WASHINGTON (AP) -- Stars speeding 2 million miles an hour near the center of the Milky Way give the strongest evidence yet that a massive black hole is providing a gravitational anchor at the center of Earth's galaxy, astronomers said Wednesday.

By measuring the motion of two hundred stars in the Milky Way, researchers at the Max Planck Institute for Extraterrestrial Physics in Germany found that stars nearest the galaxy's center move the fastest, some speeding along at more than 600 miles a second.

Astronomer Andreas Eckart said he and his colleagues calculated it would take an object 2.6 million times more massive than the sun to cause the stars to move in such a fashion.

"This is the strongest case we have yet for a super massive black hole at the center of the Milky Way," Eckart said at a news conference of the American Astronomical Society. No other reasonable explanation can be found for the motion of the stars.

The concept that a black hole exists in the center of the Milky Way has long been controversial. Some earlier evidence was rejected by many astronomers.

Astronomers at the AAS meeting said, however, that the German findings and some American studies suggest powerfully the presence of a massive black hole at the galaxy's center.

"This is the best evidence yet," said Steve Maran, a NASA astronomer.

The center of the Milky Way is 26,000 light years from the sun and its planets, including the Earth.

Researchers at the Harvard-Smithsonian Center for Astrophysics used radio telescopes to make independent measurements of the sun's orbit of the galactic center and of the motion of Sagittarius A. As a reference, they used stellar objects in the background called quasars, beyond the galaxy.

Mark Reid said that if the object at the Milky Way's center is a black hole, then it would stay relatively still as the sun moves in its orbit.

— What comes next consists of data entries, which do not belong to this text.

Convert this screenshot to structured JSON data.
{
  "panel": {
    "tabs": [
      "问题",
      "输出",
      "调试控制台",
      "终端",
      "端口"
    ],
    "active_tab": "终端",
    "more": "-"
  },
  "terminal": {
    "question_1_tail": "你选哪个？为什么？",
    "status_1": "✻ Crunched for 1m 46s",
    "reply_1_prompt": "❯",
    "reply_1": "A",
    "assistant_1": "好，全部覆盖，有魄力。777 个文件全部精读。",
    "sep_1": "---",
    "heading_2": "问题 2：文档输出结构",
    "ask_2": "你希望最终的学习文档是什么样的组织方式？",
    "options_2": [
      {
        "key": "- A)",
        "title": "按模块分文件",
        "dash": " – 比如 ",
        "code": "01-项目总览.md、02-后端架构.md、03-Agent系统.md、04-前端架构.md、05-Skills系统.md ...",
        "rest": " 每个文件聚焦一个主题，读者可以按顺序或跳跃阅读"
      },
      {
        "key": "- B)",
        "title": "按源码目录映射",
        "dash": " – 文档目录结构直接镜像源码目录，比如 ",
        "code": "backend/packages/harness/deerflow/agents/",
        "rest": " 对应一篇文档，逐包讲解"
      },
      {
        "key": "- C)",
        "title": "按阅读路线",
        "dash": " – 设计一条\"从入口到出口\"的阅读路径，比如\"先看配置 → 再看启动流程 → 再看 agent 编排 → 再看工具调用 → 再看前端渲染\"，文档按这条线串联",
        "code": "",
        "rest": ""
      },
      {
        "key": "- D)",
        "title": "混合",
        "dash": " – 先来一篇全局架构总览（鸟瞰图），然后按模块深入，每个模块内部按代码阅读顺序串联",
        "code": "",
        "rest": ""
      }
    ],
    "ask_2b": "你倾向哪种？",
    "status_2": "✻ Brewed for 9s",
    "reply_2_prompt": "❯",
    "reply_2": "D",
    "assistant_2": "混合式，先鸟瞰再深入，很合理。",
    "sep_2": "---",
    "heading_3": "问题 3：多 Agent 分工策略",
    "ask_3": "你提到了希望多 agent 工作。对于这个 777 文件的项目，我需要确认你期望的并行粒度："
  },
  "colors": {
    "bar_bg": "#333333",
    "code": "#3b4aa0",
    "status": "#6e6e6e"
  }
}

Reid said two years of measurements show that Sagittarius A was virtually motionless, while the sun moved at half a million miles an hour in its 200-million-year orbit of the galactic center.

"This is totally consistent with there being a supermassive black hole" at the galactic center, Reid said.

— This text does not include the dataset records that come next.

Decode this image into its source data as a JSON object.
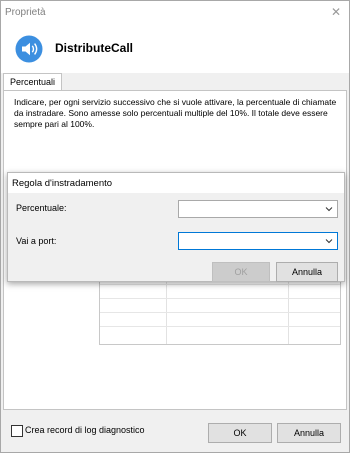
{
  "window": {
    "title": "Proprietà",
    "close_glyph": "✕"
  },
  "header": {
    "icon": "speaker-icon",
    "name": "DistributeCall"
  },
  "tabs": [
    {
      "label": "Percentuali"
    }
  ],
  "description": "Indicare, per ogni servizio successivo che si vuole attivare, la percentuale di chiamate da instradare. Sono amesse solo percentuali multiple del 10%. Il totale deve essere sempre pari al 100%.",
  "dialog": {
    "title": "Regola d'instradamento",
    "percent_label": "Percentuale:",
    "percent_value": "",
    "port_label": "Vai a port:",
    "port_value": "",
    "ok_label": "OK",
    "cancel_label": "Annulla"
  },
  "footer": {
    "log_label": "Crea record di log diagnostico",
    "log_checked": false,
    "ok_label": "OK",
    "cancel_label": "Annulla"
  },
  "colors": {
    "accent": "#0078d7",
    "icon_blue": "#3c8fe0"
  }
}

Eckart said thousands of stars exist within an area just 200 times the size of the solar system clustered around the galactic center. Some of these stars are zooming at high speeds, zipping in tight circles about the center.

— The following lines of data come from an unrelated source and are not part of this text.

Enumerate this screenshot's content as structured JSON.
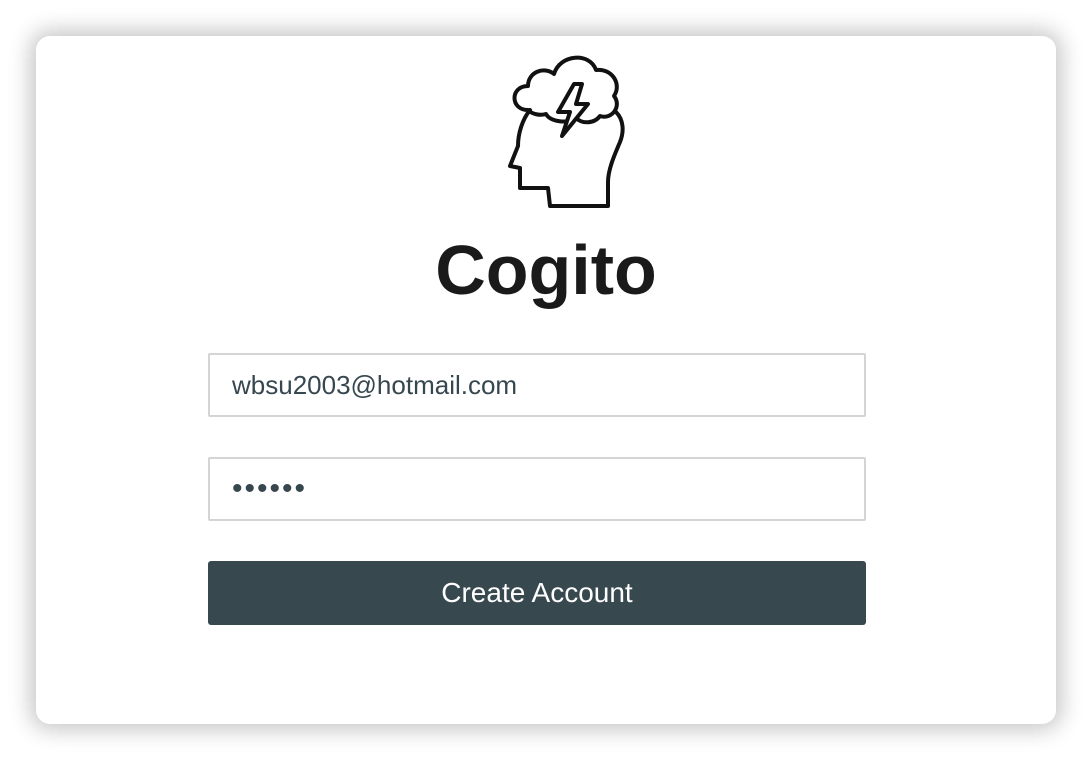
{
  "app": {
    "title": "Cogito",
    "logo_icon": "head-with-storm-cloud-icon"
  },
  "form": {
    "email_value": "wbsu2003@hotmail.com",
    "password_value": "••••••",
    "submit_label": "Create Account"
  },
  "colors": {
    "button_bg": "#37494f",
    "button_text": "#ffffff",
    "input_border": "#d4d4d4",
    "input_text": "#37474f",
    "title_text": "#1a1a1a"
  }
}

A speeded up simulation of the star motion resemble billiard balls rolling rapidly in many directions.

Reid said that most of the stars near the galactic center are very old.

"It is like a retirement village of stars," he said.

This suggests, said Eckart, that a "seed black hole" existed early in the Milky Way's history that over the eons has grown more and more massive as it swallowed stars.

A massive black hole is thought to be a point of such infinite density and gravitational strength that nothing can escape from its grasp. Even light is sucked into the hole. Thus, since it gives out no light, it cannot be seen.

Astronomers deduce the presence of such an object by measuring the motion of stars, gas and dust nearby. The more massive the object, the faster nearby objects will move as they zip past.